I really am trying. I don't want to hurt you. But we can't help who we are.

And then you're barely out of bed most days. I bring you groceries and keep the basic necessities of life stocked in your apartment. The cynical will say that I'm just prolonging the life of my prey, but I really do care about you. I want you to get better, to be the one who escapes my pull; but it's looking grim as always. At the very least I can make the end easier.

You always ask me not to leave. You have no other friends in town. You think you're new here, but that doesn't feel quite right. When I'm not around, the world feels like a record skipping. Your reflection in the mirror is hazy, the most noticeable feature being your color-drained eyes. You aren't hungry, but you've never eaten a meal in your life.
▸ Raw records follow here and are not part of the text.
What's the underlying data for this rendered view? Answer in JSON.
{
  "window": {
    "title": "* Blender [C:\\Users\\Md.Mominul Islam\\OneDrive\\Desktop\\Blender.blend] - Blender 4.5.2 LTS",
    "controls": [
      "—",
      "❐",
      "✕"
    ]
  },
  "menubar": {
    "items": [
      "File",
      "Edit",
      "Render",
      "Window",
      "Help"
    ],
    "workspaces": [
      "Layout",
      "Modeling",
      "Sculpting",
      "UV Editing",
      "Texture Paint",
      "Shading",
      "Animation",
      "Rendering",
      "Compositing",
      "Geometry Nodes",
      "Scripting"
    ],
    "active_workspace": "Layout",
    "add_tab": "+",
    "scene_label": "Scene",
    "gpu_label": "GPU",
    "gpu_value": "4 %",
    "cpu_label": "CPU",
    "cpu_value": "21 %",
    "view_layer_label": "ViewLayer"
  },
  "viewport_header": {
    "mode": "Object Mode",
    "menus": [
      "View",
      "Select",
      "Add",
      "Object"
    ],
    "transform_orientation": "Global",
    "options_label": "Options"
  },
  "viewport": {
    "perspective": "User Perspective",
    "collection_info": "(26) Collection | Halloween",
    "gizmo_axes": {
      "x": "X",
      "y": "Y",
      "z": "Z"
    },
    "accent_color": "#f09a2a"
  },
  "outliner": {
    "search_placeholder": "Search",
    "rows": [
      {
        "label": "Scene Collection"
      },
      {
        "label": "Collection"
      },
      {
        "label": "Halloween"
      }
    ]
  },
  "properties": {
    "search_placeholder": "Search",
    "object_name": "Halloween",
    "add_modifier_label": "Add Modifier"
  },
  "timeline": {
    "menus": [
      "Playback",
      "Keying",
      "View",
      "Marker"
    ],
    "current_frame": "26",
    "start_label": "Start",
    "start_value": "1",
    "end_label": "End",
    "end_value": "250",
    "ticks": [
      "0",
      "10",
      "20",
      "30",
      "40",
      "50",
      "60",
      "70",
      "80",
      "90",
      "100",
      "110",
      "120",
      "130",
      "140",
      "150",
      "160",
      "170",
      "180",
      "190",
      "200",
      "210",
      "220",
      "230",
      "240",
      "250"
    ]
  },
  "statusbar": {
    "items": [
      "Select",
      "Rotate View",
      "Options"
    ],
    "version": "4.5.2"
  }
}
And so I sing you your favorite song in your voice as you dissolve into silver wisps of mercury. Your body swirls into oblivion, beads of liquid life sinking into my skin. Another reflection put to rest. I'm sorry; as always. You were so kind, so talented, so interesting, so sweet. You wanted someone who could see all the best parts in you.

Unfortunately for you, I did. And I'm not a person.

I don't enjoy taking away your voice, your friends, your passions, your soul; quite the opposite. If I could take less and still exist, I would. I really do like being friends with humans; their rich tapestries of emotions, their capacity for love and kindness. I want those things too, but they are not natural to me. I have to take them. Don't worry though, I'll put them to good use.

I can already feel your memories starting to fuzz and lose form. I need to make a new friend.